Where does the string "Index" appear? Copy every line of the entries below that holds it.

===== Data records

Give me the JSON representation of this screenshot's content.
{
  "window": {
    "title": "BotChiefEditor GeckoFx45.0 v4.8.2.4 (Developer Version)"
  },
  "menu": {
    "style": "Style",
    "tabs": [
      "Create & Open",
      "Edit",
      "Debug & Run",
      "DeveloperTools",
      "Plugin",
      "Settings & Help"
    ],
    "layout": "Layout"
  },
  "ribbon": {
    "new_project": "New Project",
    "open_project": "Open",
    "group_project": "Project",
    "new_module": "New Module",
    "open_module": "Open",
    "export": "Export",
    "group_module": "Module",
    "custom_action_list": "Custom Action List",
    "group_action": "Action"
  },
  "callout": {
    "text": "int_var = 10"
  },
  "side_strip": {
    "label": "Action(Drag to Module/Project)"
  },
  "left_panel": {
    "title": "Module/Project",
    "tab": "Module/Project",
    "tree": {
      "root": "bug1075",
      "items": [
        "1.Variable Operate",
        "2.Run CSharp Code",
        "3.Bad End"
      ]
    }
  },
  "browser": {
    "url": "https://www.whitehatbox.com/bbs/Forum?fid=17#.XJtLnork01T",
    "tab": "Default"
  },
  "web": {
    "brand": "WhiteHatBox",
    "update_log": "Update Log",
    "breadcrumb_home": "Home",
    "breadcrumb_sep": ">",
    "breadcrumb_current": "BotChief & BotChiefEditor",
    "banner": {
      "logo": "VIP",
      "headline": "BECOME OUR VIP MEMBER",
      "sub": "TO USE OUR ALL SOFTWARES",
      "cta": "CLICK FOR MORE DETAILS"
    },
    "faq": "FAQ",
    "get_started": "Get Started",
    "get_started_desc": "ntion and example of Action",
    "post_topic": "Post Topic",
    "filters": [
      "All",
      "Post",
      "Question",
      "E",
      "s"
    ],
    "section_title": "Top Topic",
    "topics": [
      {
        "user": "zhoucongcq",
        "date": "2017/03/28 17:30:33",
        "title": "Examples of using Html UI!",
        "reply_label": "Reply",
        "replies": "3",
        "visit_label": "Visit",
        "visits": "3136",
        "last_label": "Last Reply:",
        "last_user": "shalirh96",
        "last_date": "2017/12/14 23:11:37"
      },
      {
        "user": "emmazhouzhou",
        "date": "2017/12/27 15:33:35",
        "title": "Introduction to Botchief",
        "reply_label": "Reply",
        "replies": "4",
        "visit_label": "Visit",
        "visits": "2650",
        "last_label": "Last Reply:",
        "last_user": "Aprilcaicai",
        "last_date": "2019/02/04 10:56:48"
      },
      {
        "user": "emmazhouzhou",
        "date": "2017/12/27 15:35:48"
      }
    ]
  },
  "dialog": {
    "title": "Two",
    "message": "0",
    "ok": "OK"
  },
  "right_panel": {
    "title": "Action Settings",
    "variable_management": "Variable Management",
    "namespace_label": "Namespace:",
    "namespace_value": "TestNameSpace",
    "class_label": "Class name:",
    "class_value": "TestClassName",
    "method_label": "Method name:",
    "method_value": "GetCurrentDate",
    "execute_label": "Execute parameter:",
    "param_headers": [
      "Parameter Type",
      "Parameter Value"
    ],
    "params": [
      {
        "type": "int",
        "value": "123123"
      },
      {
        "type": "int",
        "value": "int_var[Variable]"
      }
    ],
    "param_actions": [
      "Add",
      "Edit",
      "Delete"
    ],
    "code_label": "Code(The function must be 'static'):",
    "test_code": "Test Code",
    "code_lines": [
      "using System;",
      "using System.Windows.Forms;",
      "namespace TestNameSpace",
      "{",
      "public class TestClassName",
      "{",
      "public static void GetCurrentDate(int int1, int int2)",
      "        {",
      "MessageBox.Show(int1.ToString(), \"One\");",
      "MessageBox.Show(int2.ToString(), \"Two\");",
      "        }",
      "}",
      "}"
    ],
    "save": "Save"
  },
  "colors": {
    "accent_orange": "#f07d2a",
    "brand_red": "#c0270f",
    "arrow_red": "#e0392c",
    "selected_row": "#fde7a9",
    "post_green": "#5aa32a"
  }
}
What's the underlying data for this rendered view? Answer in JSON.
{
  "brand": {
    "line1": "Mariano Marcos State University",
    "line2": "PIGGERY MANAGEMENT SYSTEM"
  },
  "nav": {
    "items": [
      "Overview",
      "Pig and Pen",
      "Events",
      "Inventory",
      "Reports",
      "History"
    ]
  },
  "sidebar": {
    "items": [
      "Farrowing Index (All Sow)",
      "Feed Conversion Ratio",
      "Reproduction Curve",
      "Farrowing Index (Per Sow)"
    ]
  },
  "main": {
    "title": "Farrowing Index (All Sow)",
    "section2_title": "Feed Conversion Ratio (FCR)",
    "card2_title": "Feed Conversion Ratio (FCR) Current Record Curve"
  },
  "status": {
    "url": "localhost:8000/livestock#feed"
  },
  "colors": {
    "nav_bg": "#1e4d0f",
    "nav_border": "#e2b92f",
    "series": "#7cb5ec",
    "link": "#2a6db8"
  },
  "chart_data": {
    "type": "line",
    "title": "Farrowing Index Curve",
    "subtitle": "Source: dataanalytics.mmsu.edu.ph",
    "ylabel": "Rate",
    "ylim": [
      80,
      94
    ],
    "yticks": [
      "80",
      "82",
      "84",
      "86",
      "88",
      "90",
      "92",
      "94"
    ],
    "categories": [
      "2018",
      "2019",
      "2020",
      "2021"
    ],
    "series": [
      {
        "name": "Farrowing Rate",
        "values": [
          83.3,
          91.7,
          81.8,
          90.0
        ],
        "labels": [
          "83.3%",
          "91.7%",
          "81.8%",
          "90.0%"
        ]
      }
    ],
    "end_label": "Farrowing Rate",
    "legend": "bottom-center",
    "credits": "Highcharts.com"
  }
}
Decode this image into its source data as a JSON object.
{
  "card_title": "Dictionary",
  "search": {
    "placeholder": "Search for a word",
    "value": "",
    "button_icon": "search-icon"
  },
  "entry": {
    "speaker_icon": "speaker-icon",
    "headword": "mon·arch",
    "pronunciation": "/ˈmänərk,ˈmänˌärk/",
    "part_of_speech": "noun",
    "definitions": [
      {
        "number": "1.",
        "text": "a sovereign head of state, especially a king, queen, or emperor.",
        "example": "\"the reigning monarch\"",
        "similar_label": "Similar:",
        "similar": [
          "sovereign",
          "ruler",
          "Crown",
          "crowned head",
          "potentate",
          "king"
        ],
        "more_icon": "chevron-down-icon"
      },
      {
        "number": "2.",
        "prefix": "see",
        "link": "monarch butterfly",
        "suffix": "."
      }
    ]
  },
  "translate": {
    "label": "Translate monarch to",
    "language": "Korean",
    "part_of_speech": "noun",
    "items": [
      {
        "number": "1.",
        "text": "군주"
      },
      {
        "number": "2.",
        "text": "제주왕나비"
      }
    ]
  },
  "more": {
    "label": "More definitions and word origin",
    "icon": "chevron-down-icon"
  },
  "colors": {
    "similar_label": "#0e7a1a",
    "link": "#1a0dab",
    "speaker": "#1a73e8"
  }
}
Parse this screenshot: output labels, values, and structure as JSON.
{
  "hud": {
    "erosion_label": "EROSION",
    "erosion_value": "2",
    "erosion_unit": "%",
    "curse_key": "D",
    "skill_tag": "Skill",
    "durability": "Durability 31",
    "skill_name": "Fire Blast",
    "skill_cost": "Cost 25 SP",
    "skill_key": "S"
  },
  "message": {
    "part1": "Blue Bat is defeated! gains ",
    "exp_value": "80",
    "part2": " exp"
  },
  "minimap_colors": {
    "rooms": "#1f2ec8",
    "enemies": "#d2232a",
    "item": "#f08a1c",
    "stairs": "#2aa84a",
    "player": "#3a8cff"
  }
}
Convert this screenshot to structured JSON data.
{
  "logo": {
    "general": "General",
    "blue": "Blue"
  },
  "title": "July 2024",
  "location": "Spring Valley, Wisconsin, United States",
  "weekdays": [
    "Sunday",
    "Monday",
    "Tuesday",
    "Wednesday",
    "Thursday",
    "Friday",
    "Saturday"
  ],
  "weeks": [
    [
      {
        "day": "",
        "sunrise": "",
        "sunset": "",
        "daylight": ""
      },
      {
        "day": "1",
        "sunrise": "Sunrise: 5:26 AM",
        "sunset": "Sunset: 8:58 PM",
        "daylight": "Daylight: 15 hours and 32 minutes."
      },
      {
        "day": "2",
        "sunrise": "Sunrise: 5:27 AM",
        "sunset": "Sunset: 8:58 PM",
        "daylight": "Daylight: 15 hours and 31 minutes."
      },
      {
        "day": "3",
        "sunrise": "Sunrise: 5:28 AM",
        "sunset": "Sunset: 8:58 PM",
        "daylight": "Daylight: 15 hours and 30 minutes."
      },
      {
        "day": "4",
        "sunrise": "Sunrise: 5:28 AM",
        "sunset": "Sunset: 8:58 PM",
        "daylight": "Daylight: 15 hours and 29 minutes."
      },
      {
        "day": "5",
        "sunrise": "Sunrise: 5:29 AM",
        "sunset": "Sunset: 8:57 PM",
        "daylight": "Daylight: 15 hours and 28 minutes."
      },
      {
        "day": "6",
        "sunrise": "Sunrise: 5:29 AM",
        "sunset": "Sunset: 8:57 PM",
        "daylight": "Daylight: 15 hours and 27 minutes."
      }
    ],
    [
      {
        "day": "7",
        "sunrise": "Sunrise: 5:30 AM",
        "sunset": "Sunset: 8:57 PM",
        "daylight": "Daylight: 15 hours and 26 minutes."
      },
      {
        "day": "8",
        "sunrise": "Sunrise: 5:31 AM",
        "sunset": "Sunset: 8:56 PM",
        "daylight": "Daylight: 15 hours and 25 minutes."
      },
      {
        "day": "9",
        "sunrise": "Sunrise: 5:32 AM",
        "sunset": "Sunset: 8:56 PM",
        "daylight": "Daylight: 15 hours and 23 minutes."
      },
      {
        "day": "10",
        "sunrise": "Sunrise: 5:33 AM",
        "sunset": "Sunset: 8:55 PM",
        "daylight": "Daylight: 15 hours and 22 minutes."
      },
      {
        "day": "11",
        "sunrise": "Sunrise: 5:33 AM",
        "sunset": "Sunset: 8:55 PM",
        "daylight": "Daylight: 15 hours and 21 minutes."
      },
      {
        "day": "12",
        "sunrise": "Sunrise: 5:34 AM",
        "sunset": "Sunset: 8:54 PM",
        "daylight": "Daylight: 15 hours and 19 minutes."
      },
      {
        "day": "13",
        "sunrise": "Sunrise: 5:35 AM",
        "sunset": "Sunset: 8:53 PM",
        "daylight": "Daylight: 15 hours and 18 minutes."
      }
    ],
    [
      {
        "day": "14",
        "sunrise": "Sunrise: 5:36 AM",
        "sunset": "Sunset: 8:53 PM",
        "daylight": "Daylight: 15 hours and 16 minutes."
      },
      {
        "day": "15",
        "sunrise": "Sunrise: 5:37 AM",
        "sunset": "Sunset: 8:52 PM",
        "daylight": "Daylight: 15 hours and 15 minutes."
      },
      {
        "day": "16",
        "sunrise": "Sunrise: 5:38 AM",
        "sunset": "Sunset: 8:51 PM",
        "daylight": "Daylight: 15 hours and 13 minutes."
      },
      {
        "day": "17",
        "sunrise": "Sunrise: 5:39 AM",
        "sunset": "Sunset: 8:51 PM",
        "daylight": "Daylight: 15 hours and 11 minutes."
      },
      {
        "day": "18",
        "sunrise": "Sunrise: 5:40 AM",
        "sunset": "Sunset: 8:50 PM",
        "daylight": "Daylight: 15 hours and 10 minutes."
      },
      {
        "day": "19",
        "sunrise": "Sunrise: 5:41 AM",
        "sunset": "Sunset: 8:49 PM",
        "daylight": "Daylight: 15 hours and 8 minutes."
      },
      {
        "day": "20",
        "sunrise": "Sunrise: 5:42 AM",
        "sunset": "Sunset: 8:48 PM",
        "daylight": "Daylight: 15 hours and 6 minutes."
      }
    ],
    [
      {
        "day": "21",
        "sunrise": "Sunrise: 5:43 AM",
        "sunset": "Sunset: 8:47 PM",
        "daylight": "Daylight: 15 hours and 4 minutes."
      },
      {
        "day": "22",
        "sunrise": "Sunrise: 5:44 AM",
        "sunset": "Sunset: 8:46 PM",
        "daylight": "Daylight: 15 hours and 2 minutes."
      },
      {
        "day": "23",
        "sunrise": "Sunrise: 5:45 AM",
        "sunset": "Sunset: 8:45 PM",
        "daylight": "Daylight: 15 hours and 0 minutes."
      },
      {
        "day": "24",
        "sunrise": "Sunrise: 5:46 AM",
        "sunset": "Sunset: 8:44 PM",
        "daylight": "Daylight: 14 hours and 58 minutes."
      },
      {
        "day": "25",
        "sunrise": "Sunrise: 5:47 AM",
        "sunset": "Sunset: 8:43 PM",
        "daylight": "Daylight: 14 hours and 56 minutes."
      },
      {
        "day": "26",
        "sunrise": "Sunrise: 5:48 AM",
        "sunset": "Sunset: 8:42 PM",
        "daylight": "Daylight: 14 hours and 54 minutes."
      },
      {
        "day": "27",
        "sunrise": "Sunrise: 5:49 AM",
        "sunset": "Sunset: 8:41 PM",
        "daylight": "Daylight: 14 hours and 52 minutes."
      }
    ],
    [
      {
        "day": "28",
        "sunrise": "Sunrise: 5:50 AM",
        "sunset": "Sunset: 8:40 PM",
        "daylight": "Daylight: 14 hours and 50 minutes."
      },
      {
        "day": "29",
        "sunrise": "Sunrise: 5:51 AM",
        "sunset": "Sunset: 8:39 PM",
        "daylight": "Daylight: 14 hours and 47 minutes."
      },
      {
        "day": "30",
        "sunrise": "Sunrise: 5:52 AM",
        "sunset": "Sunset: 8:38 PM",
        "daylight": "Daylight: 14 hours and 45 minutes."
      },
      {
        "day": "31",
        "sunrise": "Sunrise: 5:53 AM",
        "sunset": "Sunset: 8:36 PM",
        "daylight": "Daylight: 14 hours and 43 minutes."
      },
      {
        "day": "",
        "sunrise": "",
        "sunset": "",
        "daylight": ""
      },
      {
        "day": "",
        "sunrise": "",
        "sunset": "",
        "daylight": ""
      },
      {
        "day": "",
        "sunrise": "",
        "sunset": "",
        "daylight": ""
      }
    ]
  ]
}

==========

Task result:
      "Farrowing Index (All Sow)",
      "Farrowing Index (Per Sow)"
    "title": "Farrowing Index (All Sow)",
    "title": "Farrowing Index Curve",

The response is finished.